TASK DETAILS: Look for the word "title" in the entries and copy every line where it shows up.

RECORDS FOR PROCESSING:
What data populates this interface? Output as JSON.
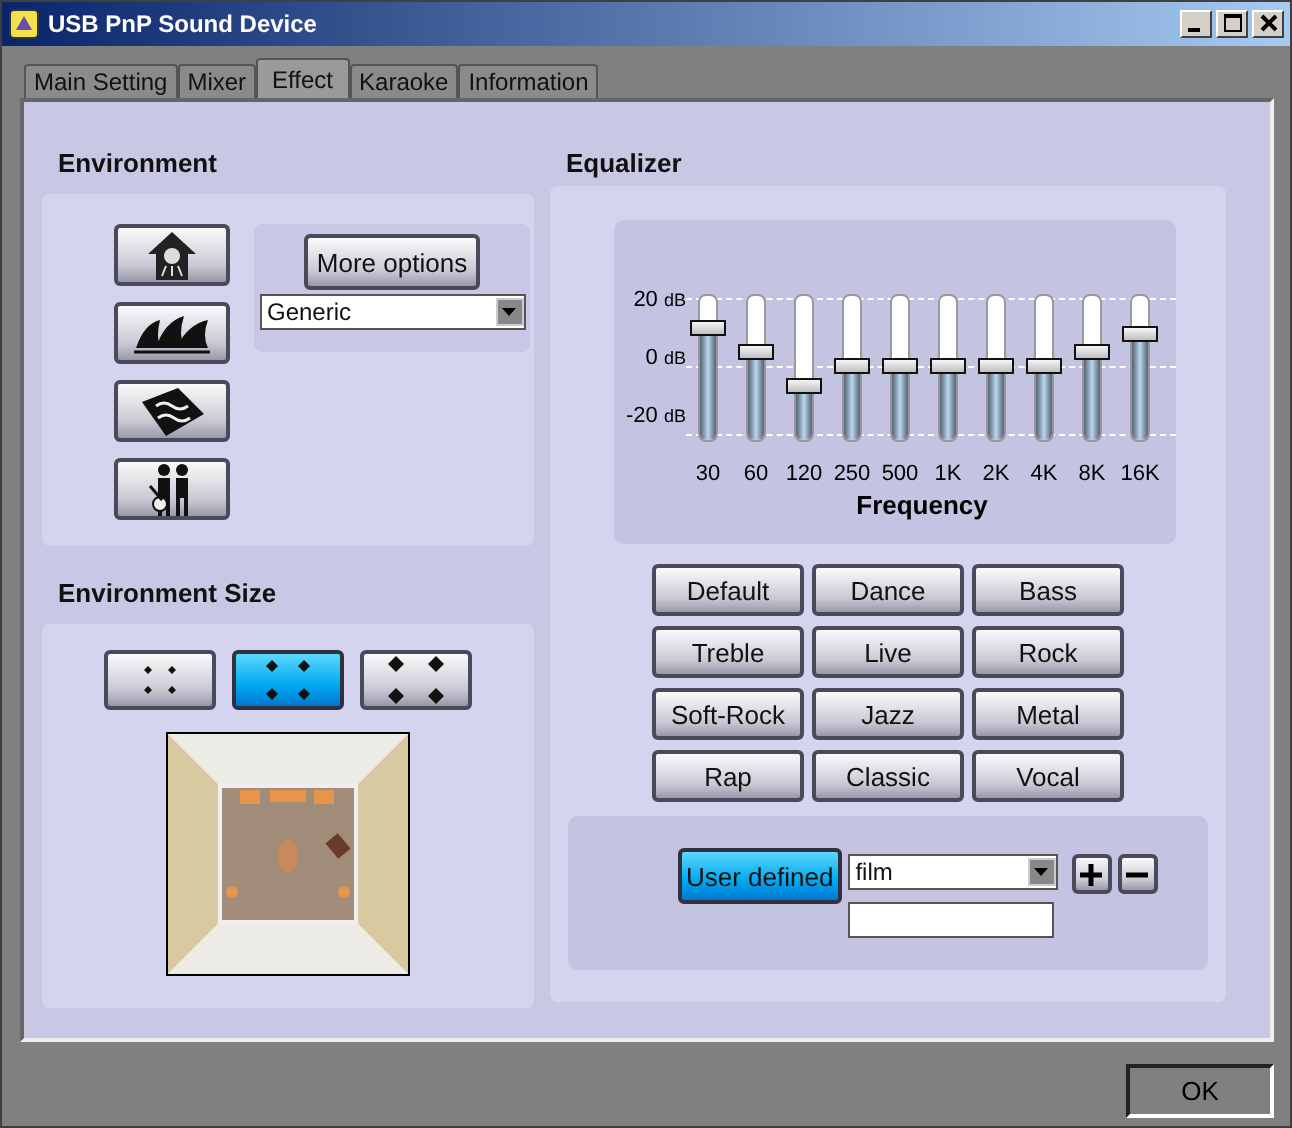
{
  "window": {
    "title": "USB PnP Sound Device"
  },
  "tabs": [
    {
      "label": "Main Setting",
      "selected": false
    },
    {
      "label": "Mixer",
      "selected": false
    },
    {
      "label": "Effect",
      "selected": true
    },
    {
      "label": "Karaoke",
      "selected": false
    },
    {
      "label": "Information",
      "selected": false
    }
  ],
  "environment": {
    "title": "Environment",
    "presets": [
      {
        "kind": "shower"
      },
      {
        "kind": "opera"
      },
      {
        "kind": "wave"
      },
      {
        "kind": "performers"
      }
    ],
    "more_options": "More options",
    "dropdown": {
      "value": "Generic"
    }
  },
  "environment_size": {
    "title": "Environment Size",
    "sizes": [
      {
        "kind": "small",
        "selected": false
      },
      {
        "kind": "medium",
        "selected": true
      },
      {
        "kind": "large",
        "selected": false
      }
    ]
  },
  "equalizer": {
    "title": "Equalizer",
    "scale": [
      {
        "value": "20",
        "unit": "dB"
      },
      {
        "value": "0",
        "unit": "dB"
      },
      {
        "value": "-20",
        "unit": "dB"
      }
    ],
    "bands": [
      {
        "label": "30",
        "level": 0.8
      },
      {
        "label": "60",
        "level": 0.62
      },
      {
        "label": "120",
        "level": 0.35
      },
      {
        "label": "250",
        "level": 0.5
      },
      {
        "label": "500",
        "level": 0.5
      },
      {
        "label": "1K",
        "level": 0.5
      },
      {
        "label": "2K",
        "level": 0.5
      },
      {
        "label": "4K",
        "level": 0.5
      },
      {
        "label": "8K",
        "level": 0.62
      },
      {
        "label": "16K",
        "level": 0.75
      }
    ],
    "axis_label": "Frequency",
    "presets": [
      "Default",
      "Dance",
      "Bass",
      "Treble",
      "Live",
      "Rock",
      "Soft-Rock",
      "Jazz",
      "Metal",
      "Rap",
      "Classic",
      "Vocal"
    ],
    "user": {
      "label": "User defined",
      "on": true,
      "preset": "film"
    }
  },
  "ok_button": "OK"
}
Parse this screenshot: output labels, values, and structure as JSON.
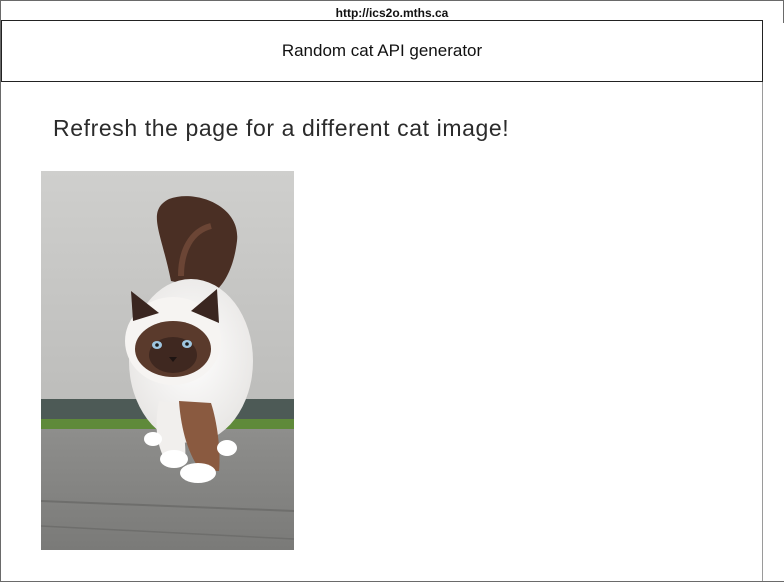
{
  "browser": {
    "url": "http://ics2o.mths.ca"
  },
  "header": {
    "title": "Random cat API generator"
  },
  "main": {
    "heading": "Refresh the page for a different cat image!",
    "image": {
      "alt": "Cat image"
    }
  },
  "icons": {
    "cat_image": "cat-photo-image"
  }
}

THE ANSWER:
    "title": "USB PnP Sound Device"
    "title": "Environment",
    "title": "Environment Size",
    "title": "Equalizer",
    "title": "Random cat API generator"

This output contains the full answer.